This thesis is an empirical exploration into a range of issues related to the economics of the utilization of physician services. Physicians play an important role in a health care system as physicians are a patient's primary point of contact with the health care system and physicians are predominantly responsible for directing how patients use other health care resources. In particular, physicians are at the center of Canada's universal public insurance system with first dollar coverage for medically necessary physician and hospital services. The thesis comprises three separate essays. The first essay has a methodological focus on statistically modeling and predicting the use of general practitioners (GPs) when use is measured as the number of GP visits. The essay compared a state-of-the-art parametric latent class negative binomial model to a nonparametric kernel conditional density estimator, and evaluated how well each was able to fit the observed data and predict physician use. The second and third essays look at more substantive policy questions. The second essay investigates how the supply of GPs and specialists affects the mix of physician services received by individuals. A persistent concern in many health care systems is how variations in the supply of physicians will impact the use of physician services. The results suggest concerns about concerns of patient access and receipt of care in the presence of a shortage of specialists may be mitigated, all else equal, if patients are able to substitute GP services for specialist services. The third essay examines income-related inequity in the use of physician services by asthmatics and diabetics, relative to the general population, and the contributions of different factors to income-related inequality using the concentration index approach.
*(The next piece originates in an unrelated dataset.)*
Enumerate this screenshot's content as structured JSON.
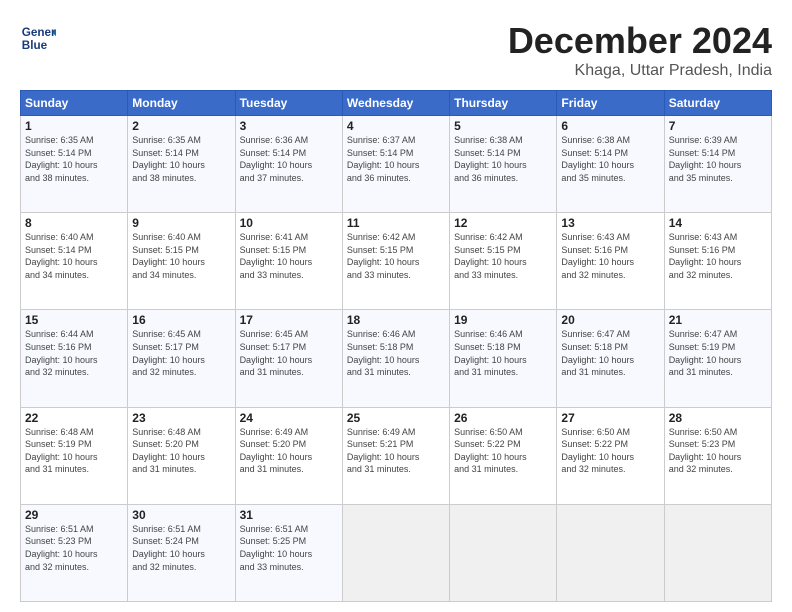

URLhttp://digitalcommons.mcmaster.ca/dissertations/aainr58323/
Document URLhttp://proquest.umi.com/pqdlink?did=2007343421&fmt=6&clientid=12520&rqt=309&vname=pqd